Hermetically sealed, the JVP Haggadah is a didactic counter-narrative transforming the traditional text into a statement for Palestinian national rights and liberation. As a political document, readers of contemporary haggadot will instantly recognize it as part of a continuum. Of much interest is the attempt to make the intersection between radical Jewish values and Palestinian lives. Indeed, it would be useful to compare it to the original Freedom Seder from 1969 put together by Arthur Waskow in the wake of the assassination of Reverend Martin Luther King. You can read the Freedom Seder here. In both haggadot, the Passover story is meant to throw a critical and moral perspective on contemporary politics, highlighting universal norms of peace and justice.
But note the difference too. In the Freedom Seder, the traditional Jewish argot has been preserved.

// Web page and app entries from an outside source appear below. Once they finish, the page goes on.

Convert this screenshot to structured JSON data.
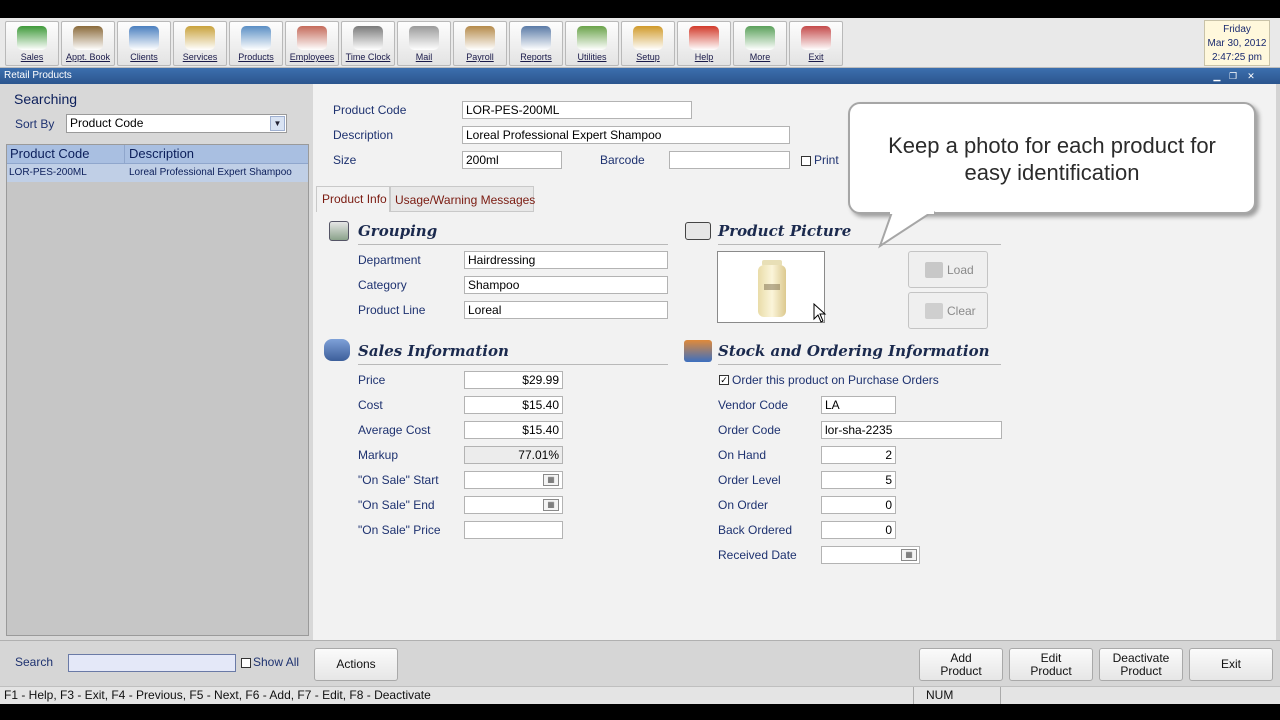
{
  "toolbar": {
    "buttons": [
      {
        "label": "Sales",
        "icon": "sales-icon",
        "color": "#3f9a3a"
      },
      {
        "label": "Appt. Book",
        "icon": "appointment-book-icon",
        "color": "#8a6a3a"
      },
      {
        "label": "Clients",
        "icon": "clients-icon",
        "color": "#4a7fbf"
      },
      {
        "label": "Services",
        "icon": "services-icon",
        "color": "#c9a23c"
      },
      {
        "label": "Products",
        "icon": "products-icon",
        "color": "#5a8ec4"
      },
      {
        "label": "Employees",
        "icon": "employees-icon",
        "color": "#c46a5a"
      },
      {
        "label": "Time Clock",
        "icon": "time-clock-icon",
        "color": "#7a7a7a"
      },
      {
        "label": "Mail",
        "icon": "mail-icon",
        "color": "#9a9a9a"
      },
      {
        "label": "Payroll",
        "icon": "payroll-icon",
        "color": "#b58a4a"
      },
      {
        "label": "Reports",
        "icon": "reports-icon",
        "color": "#5a7aa6"
      },
      {
        "label": "Utilities",
        "icon": "utilities-icon",
        "color": "#6aa34a"
      },
      {
        "label": "Setup",
        "icon": "setup-icon",
        "color": "#d09a2a"
      },
      {
        "label": "Help",
        "icon": "help-icon",
        "color": "#d23a2a"
      },
      {
        "label": "More",
        "icon": "more-icon",
        "color": "#5aa05a"
      },
      {
        "label": "Exit",
        "icon": "exit-icon",
        "color": "#c44a4a"
      }
    ]
  },
  "clock": {
    "day": "Friday",
    "date": "Mar 30, 2012",
    "time": "2:47:25 pm"
  },
  "window": {
    "title": "Retail Products"
  },
  "left": {
    "heading": "Searching",
    "sort_label": "Sort By",
    "sort_value": "Product Code",
    "columns": [
      "Product Code",
      "Description"
    ],
    "rows": [
      {
        "code": "LOR-PES-200ML",
        "description": "Loreal Professional Expert Shampoo"
      }
    ]
  },
  "product": {
    "code_label": "Product Code",
    "code": "LOR-PES-200ML",
    "desc_label": "Description",
    "description": "Loreal Professional Expert Shampoo",
    "size_label": "Size",
    "size": "200ml",
    "barcode_label": "Barcode",
    "barcode": "",
    "print_label": "Print"
  },
  "tabs": [
    "Product Info",
    "Usage/Warning Messages"
  ],
  "grouping": {
    "title": "Grouping",
    "department_label": "Department",
    "department": "Hairdressing",
    "category_label": "Category",
    "category": "Shampoo",
    "line_label": "Product Line",
    "line": "Loreal"
  },
  "sales": {
    "title": "Sales Information",
    "price_label": "Price",
    "price": "$29.99",
    "cost_label": "Cost",
    "cost": "$15.40",
    "avg_cost_label": "Average Cost",
    "avg_cost": "$15.40",
    "markup_label": "Markup",
    "markup": "77.01%",
    "sale_start_label": "\"On Sale\" Start",
    "sale_end_label": "\"On Sale\" End",
    "sale_price_label": "\"On Sale\" Price"
  },
  "picture": {
    "title": "Product Picture",
    "load": "Load",
    "clear": "Clear"
  },
  "stock": {
    "title": "Stock and Ordering Information",
    "order_check_label": "Order this product on Purchase Orders",
    "vendor_label": "Vendor Code",
    "vendor": "LA",
    "order_code_label": "Order Code",
    "order_code": "lor-sha-2235",
    "on_hand_label": "On Hand",
    "on_hand": "2",
    "order_level_label": "Order Level",
    "order_level": "5",
    "on_order_label": "On Order",
    "on_order": "0",
    "back_ordered_label": "Back Ordered",
    "back_ordered": "0",
    "received_label": "Received Date"
  },
  "callout": {
    "text": "Keep a photo for each product for easy identification"
  },
  "bottom": {
    "search_label": "Search",
    "show_all_label": "Show All",
    "actions": "Actions",
    "add_line1": "Add",
    "add_line2": "Product",
    "edit_line1": "Edit",
    "edit_line2": "Product",
    "deactivate_line1": "Deactivate",
    "deactivate_line2": "Product",
    "exit": "Exit"
  },
  "status": {
    "keys": "F1 - Help, F3 - Exit, F4 - Previous, F5 - Next, F6 - Add, F7 - Edit, F8 - Deactivate",
    "num": "NUM"
  }
}
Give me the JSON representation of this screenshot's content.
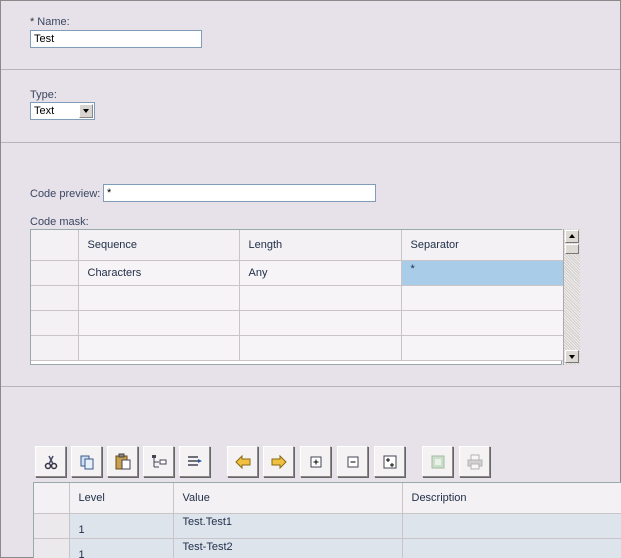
{
  "name_field": {
    "label": "Name:",
    "required_mark": "*",
    "value": "Test"
  },
  "type_field": {
    "label": "Type:",
    "value": "Text"
  },
  "code_preview": {
    "label": "Code preview:",
    "value": "*"
  },
  "code_mask": {
    "label": "Code mask:",
    "columns": [
      "Sequence",
      "Length",
      "Separator"
    ],
    "rows": [
      [
        "Characters",
        "Any",
        "*"
      ],
      [
        "",
        "",
        ""
      ],
      [
        "",
        "",
        ""
      ],
      [
        "",
        "",
        ""
      ]
    ]
  },
  "toolbar": {
    "buttons": [
      {
        "icon": "cut-icon"
      },
      {
        "icon": "copy-icon"
      },
      {
        "icon": "paste-icon"
      },
      {
        "icon": "indent-icon"
      },
      {
        "icon": "outdent-icon"
      },
      {
        "icon": "arrow-left-icon"
      },
      {
        "icon": "arrow-right-icon"
      },
      {
        "icon": "expand-icon"
      },
      {
        "icon": "collapse-icon"
      },
      {
        "icon": "expand-all-icon"
      },
      {
        "icon": "export-icon"
      },
      {
        "icon": "print-icon"
      }
    ]
  },
  "values_grid": {
    "columns": [
      "Level",
      "Value",
      "Description"
    ],
    "rows": [
      [
        "1",
        "Test.Test1",
        ""
      ],
      [
        "1",
        "Test-Test2",
        ""
      ]
    ]
  },
  "colors": {
    "selection": "#a9cde8",
    "background": "#e7e2ea",
    "row_highlight": "#dde4ec"
  }
}
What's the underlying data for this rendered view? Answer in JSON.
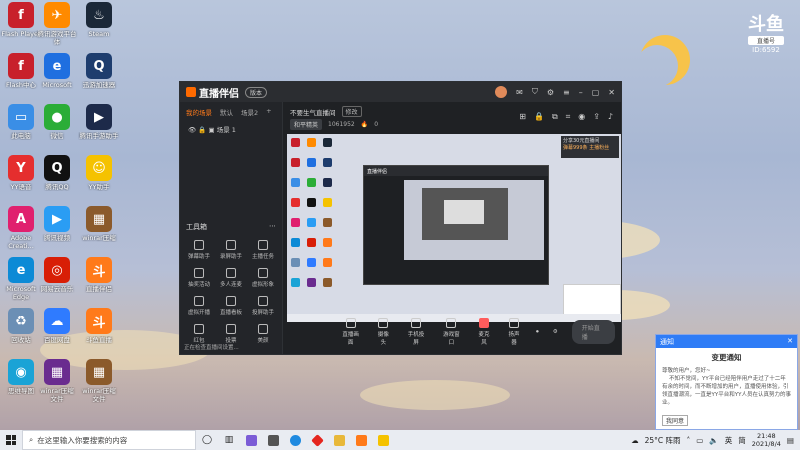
{
  "desktop": {
    "icons": [
      {
        "label": "Flash Player",
        "color": "#c8202b",
        "glyph": "f"
      },
      {
        "label": "腾讯游戏平台\n体",
        "color": "#ff8a00",
        "glyph": "✈"
      },
      {
        "label": "Steam",
        "color": "#1b2838",
        "glyph": "♨"
      },
      {
        "label": "Flash中心",
        "color": "#c8202b",
        "glyph": "f"
      },
      {
        "label": "Microsoft",
        "color": "#1f6fe0",
        "glyph": "e"
      },
      {
        "label": "迅游加速器",
        "color": "#1e3d6e",
        "glyph": "Q"
      },
      {
        "label": "此电脑",
        "color": "#3a8ee6",
        "glyph": "▭"
      },
      {
        "label": "微信",
        "color": "#2bad37",
        "glyph": "●"
      },
      {
        "label": "腾讯手游助手",
        "color": "#1d2a4a",
        "glyph": "▶"
      },
      {
        "label": "YY语音",
        "color": "#e52e2e",
        "glyph": "Y"
      },
      {
        "label": "腾讯QQ",
        "color": "#111",
        "glyph": "Q"
      },
      {
        "label": "YY助手",
        "color": "#f5c200",
        "glyph": "☺"
      },
      {
        "label": "Adobe\nCreati...",
        "color": "#e0206e",
        "glyph": "A"
      },
      {
        "label": "腾讯视频",
        "color": "#2a9df4",
        "glyph": "▶"
      },
      {
        "label": "winrar压缩",
        "color": "#8b5a2b",
        "glyph": "▦"
      },
      {
        "label": "Microsoft\nEdge",
        "color": "#0c8ad6",
        "glyph": "e"
      },
      {
        "label": "网易云音乐",
        "color": "#d81e06",
        "glyph": "◎"
      },
      {
        "label": "直播伴侣",
        "color": "#ff7a1a",
        "glyph": "斗"
      },
      {
        "label": "回收站",
        "color": "#6b8fb5",
        "glyph": "♻"
      },
      {
        "label": "百度网盘",
        "color": "#2f7bff",
        "glyph": "☁"
      },
      {
        "label": "斗鱼直播",
        "color": "#ff7a1a",
        "glyph": "斗"
      },
      {
        "label": "思维导图",
        "color": "#1aa3d6",
        "glyph": "◉"
      },
      {
        "label": "winrar压缩\n文件",
        "color": "#6a2c8f",
        "glyph": "▦"
      },
      {
        "label": "winrar压缩\n文件",
        "color": "#8b5a2b",
        "glyph": "▦"
      }
    ]
  },
  "brand": {
    "name": "斗鱼",
    "sub": "直播号",
    "id": "ID:6592"
  },
  "app": {
    "title": "直播伴侣",
    "version": "版本",
    "tabs": [
      "我的场景",
      "默认",
      "场景2"
    ],
    "scene": "场景 1",
    "tools_title": "工具箱",
    "tools": [
      "弹幕助手",
      "录屏助手",
      "主播任务",
      "抽奖活动",
      "多人连麦",
      "虚拟形象",
      "虚拟开播",
      "直播看板",
      "投屏助手",
      "红包",
      "投票",
      "美颜"
    ],
    "room_title": "不要生气直播间",
    "room_tag": "修改",
    "category": "和平精英",
    "viewer": "1061952",
    "heat": "0",
    "overlay_line1": "分享30元直播间",
    "overlay_line2": "弹幕999条 主播粉丝",
    "nested_title": "直播伴侣",
    "bottom_buttons": [
      "直播画面",
      "摄像头",
      "手机投屏",
      "游戏窗口",
      "麦克风",
      "扬声器"
    ],
    "start_live": "开始直播",
    "bottom_msg": "正在检查直播间设置..."
  },
  "notice": {
    "header": "通知",
    "title": "变更通知",
    "body": "尊敬的用户，您好~\n    不知不觉间，YY平台已经陪伴用户走过了十二年有余的时间，而不断增加的用户，直播使用体验，引领直播潮流，一直是YY平台和YY人员在认真努力的事业。",
    "button": "我同意"
  },
  "taskbar": {
    "search_placeholder": "在这里输入你要搜索的内容",
    "weather": "25°C 阵雨",
    "ime": "英",
    "ime2": "简",
    "time": "21:48",
    "date": "2021/8/4"
  }
}
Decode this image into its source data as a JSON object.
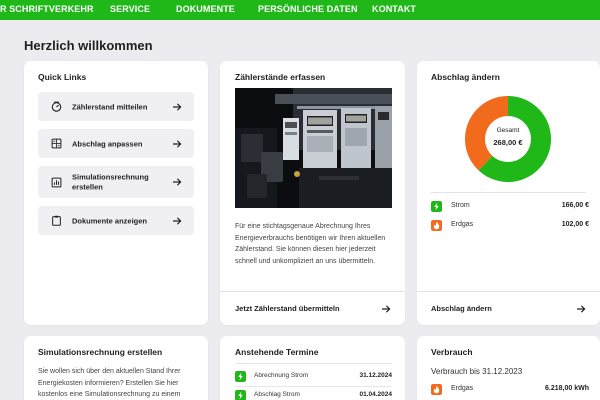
{
  "nav": {
    "items": [
      "R SCHRIFTVERKEHR",
      "SERVICE",
      "DOKUMENTE",
      "PERSÖNLICHE DATEN",
      "KONTAKT"
    ]
  },
  "welcome": "Herzlich willkommen",
  "quick_links": {
    "title": "Quick Links",
    "items": [
      {
        "label": "Zählerstand mitteilen",
        "icon": "meter-gauge-icon"
      },
      {
        "label": "Abschlag anpassen",
        "icon": "calculator-icon"
      },
      {
        "label": "Simulationsrechnung erstellen",
        "icon": "bar-chart-icon"
      },
      {
        "label": "Dokumente anzeigen",
        "icon": "clipboard-icon"
      }
    ]
  },
  "meter_card": {
    "title": "Zählerstände erfassen",
    "description": "Für eine stichtagsgenaue Abrechnung Ihres Energieverbrauchs benötigen wir Ihren aktuellen Zählerstand. Sie können diesen hier jederzeit schnell und unkompliziert an uns übermitteln.",
    "link": "Jetzt Zählerstand übermitteln"
  },
  "installment_card": {
    "title": "Abschlag ändern",
    "donut_label": "Gesamt",
    "donut_total": "268,00 €",
    "donut_values": [
      166.0,
      102.0
    ],
    "colors": {
      "strom": "#1fb818",
      "erdgas": "#f26a1b"
    },
    "rows": [
      {
        "label": "Strom",
        "value": "166,00 €",
        "icon": "lightning-icon"
      },
      {
        "label": "Erdgas",
        "value": "102,00 €",
        "icon": "flame-icon"
      }
    ],
    "link": "Abschlag ändern"
  },
  "simulation_card": {
    "title": "Simulationsrechnung erstellen",
    "text": "Sie wollen sich über den aktuellen Stand Ihrer Energiekosten informieren? Erstellen Sie hier kostenlos eine Simulationsrechnung zu einem"
  },
  "appointments_card": {
    "title": "Anstehende Termine",
    "rows": [
      {
        "label": "Abrechnung Strom",
        "date": "31.12.2024",
        "icon": "lightning-icon"
      },
      {
        "label": "Abschlag Strom",
        "date": "01.04.2024",
        "icon": "lightning-icon"
      }
    ]
  },
  "consumption_card": {
    "title": "Verbrauch",
    "subtitle": "Verbrauch bis 31.12.2023",
    "rows": [
      {
        "label": "Erdgas",
        "value": "6.218,00 kWh",
        "icon": "flame-icon"
      }
    ]
  }
}
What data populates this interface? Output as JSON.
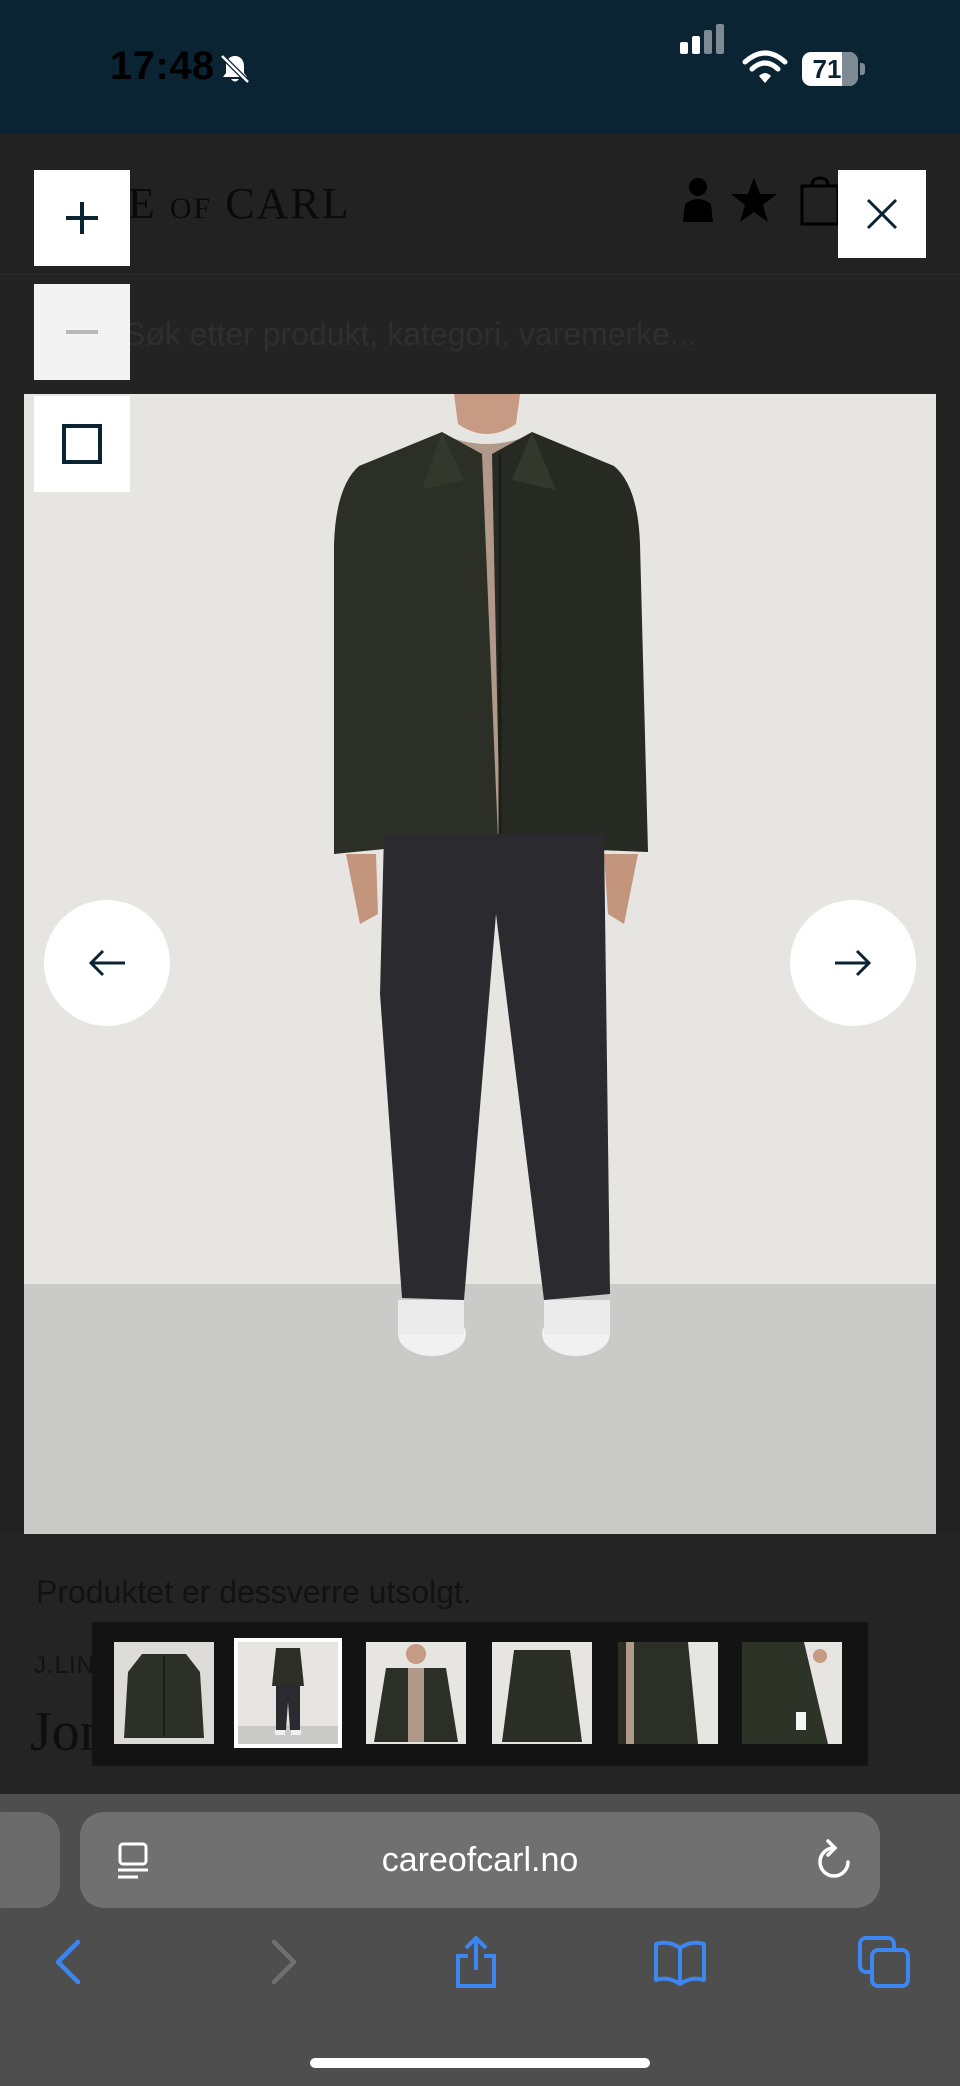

With the Holocaust and the Civil Rights Movement very much in mind, the Jewish narrative takes on a more universal political dimension. In fact, the story of slavery in Egypt has been highlighted in order to draw the story closer in to the African American experience. In contrast, that narrative barely appears in the JVP Haggadah. With a bare trace here and there, the story of the Egyptian bondage and the Israelite exodus has been lifted out of the document and left behind. There is a strong apologetic core linking the Palestinian nakba to the death of the Egyptian firstborn and to the drowning of the Egyptians at the Sea.
However you might understand it, “the Jewish perspective” has been eclipsed by the narrative of Palestine, the critical perspective unrelentingly turned in against the State of Israel. You can read the 2015 online edition here; and the 2016 edition here. The latter includes a new preface, invoking intersectionality, Black Lives Matter, and an expression of “fierce righteous rage.” For some perspective, Shaul Magid reminds me about the savage critique of the Freedom Seder penned by Robert Alter in Commentary, back in 1971. I’m trying to find a link, but for now here are readers responding to that issue in Commentary on “Revolutionism and the Jews,” where the same tensions between tradition and politics, universalism and particularism, rightwing Jews and leftwing Jews are brought to the fore. What critics of the Freedom Seder missed is how much traditional content was maintained in the text.